TASK REQUIREMENTS:
Scan the entries below. Report each line where the string "title" occurs.

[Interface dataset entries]
———

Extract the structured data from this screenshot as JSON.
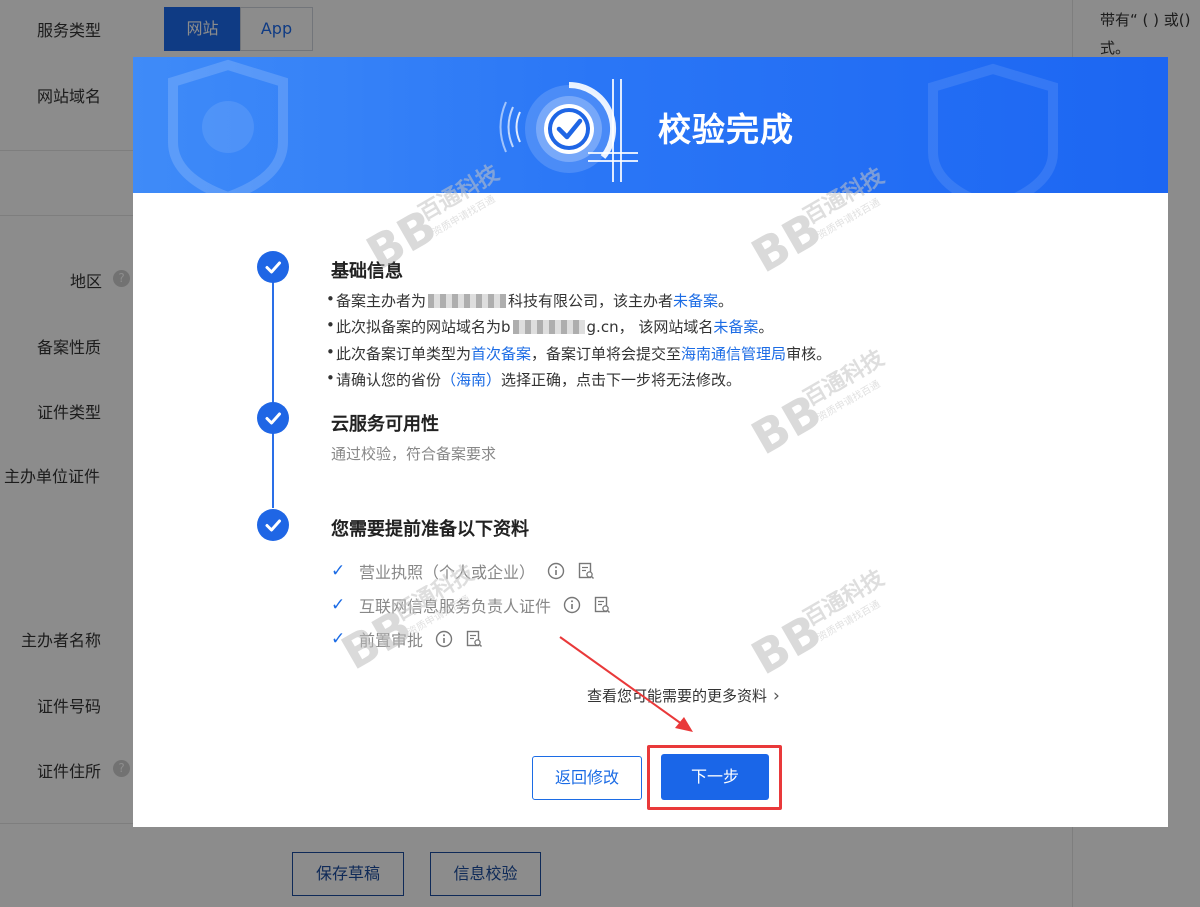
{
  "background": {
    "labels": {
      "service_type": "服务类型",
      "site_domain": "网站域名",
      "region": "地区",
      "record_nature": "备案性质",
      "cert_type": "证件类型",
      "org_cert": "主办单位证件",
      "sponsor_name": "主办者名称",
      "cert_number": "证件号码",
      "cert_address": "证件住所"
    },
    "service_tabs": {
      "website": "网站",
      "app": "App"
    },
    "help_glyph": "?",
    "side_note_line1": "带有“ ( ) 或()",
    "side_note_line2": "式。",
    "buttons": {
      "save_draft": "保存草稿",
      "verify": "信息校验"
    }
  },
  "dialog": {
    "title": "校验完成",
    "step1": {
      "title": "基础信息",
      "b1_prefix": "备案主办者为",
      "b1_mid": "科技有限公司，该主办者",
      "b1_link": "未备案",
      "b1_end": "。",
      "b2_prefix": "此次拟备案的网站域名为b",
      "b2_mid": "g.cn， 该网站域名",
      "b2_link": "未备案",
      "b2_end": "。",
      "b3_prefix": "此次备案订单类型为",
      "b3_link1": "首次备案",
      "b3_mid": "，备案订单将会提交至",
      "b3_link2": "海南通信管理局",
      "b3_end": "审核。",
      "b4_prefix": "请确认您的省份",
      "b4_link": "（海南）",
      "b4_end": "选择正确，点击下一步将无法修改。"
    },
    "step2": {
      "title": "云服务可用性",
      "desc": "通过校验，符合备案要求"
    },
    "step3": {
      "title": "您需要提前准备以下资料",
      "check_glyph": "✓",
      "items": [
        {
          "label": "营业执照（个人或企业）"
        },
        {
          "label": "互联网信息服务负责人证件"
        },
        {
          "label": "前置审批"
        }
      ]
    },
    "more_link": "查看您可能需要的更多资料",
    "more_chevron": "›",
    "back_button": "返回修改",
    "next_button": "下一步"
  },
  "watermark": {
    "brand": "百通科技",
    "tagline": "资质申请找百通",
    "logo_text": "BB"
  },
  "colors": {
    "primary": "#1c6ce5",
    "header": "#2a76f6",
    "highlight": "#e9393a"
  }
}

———

EXERCISE OUTPUT:
    "title": "校验完成",
      "title": "基础信息",
      "title": "云服务可用性",
      "title": "您需要提前准备以下资料",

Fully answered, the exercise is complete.